> WHAT NEEDS TO BE DONE: Return each line of the entries that mentions the word "title".

Dataset rows describing interfaces:
Segment Open

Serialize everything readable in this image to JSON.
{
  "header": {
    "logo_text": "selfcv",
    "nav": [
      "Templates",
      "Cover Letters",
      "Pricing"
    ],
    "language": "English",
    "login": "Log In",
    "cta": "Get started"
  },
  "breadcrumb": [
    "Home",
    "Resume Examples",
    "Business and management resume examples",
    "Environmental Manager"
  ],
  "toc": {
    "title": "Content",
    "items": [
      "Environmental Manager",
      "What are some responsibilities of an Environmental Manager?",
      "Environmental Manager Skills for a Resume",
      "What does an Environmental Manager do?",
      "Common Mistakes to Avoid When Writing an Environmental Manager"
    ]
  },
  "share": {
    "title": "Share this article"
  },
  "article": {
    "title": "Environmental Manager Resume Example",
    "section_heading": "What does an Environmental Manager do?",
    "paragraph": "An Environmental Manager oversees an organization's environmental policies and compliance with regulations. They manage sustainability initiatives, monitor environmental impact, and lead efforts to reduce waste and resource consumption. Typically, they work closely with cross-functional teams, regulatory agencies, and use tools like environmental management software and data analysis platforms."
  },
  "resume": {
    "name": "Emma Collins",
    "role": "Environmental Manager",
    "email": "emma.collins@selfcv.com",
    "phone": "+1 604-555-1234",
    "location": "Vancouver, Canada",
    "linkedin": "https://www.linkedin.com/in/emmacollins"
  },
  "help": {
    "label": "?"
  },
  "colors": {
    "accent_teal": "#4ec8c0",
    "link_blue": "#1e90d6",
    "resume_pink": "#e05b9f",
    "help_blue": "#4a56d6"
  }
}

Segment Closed

> SOLUTION TO THIS TASK:
    "title": "Content",
    "title": "Share this article"
    "title": "Environmental Manager Resume Example",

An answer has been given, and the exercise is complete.